• Exercise details:
Retype the entries word for word, leaving nothing out.

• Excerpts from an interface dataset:

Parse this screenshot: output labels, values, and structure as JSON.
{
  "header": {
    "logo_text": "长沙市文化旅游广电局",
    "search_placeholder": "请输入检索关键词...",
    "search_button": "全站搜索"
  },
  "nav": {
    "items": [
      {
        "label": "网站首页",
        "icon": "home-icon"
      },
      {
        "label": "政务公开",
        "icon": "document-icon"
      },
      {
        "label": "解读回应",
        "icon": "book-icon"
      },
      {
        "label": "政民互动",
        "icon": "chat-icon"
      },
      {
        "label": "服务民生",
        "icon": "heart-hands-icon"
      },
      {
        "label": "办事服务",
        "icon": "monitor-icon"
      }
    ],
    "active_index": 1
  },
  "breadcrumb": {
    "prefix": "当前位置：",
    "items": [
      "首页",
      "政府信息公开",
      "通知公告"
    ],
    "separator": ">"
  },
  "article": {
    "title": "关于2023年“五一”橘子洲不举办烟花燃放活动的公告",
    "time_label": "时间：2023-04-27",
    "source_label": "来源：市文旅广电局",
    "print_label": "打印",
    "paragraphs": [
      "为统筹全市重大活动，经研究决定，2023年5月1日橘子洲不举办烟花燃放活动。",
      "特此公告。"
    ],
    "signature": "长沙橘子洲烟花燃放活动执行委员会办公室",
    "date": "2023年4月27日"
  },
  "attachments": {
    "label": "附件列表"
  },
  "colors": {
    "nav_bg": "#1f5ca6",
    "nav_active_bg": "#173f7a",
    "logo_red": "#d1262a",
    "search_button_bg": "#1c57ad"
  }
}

• Answer below:
Parse this screenshot: output labels, values, and structure as JSON.
{
  "header": {
    "logo_text": "长沙市文化旅游广电局",
    "search_placeholder": "请输入检索关键词...",
    "search_button": "全站搜索"
  },
  "nav": {
    "items": [
      {
        "label": "网站首页",
        "icon": "home-icon"
      },
      {
        "label": "政务公开",
        "icon": "document-icon"
      },
      {
        "label": "解读回应",
        "icon": "book-icon"
      },
      {
        "label": "政民互动",
        "icon": "chat-icon"
      },
      {
        "label": "服务民生",
        "icon": "heart-hands-icon"
      },
      {
        "label": "办事服务",
        "icon": "monitor-icon"
      }
    ],
    "active_index": 1
  },
  "breadcrumb": {
    "prefix": "当前位置：",
    "items": [
      "首页",
      "政府信息公开",
      "通知公告"
    ],
    "separator": ">"
  },
  "article": {
    "title": "关于2023年“五一”橘子洲不举办烟花燃放活动的公告",
    "time_label": "时间：2023-04-27",
    "source_label": "来源：市文旅广电局",
    "print_label": "打印",
    "paragraphs": [
      "为统筹全市重大活动，经研究决定，2023年5月1日橘子洲不举办烟花燃放活动。",
      "特此公告。"
    ],
    "signature": "长沙橘子洲烟花燃放活动执行委员会办公室",
    "date": "2023年4月27日"
  },
  "attachments": {
    "label": "附件列表"
  },
  "colors": {
    "nav_bg": "#1f5ca6",
    "nav_active_bg": "#173f7a",
    "logo_red": "#d1262a",
    "search_button_bg": "#1c57ad"
  }
}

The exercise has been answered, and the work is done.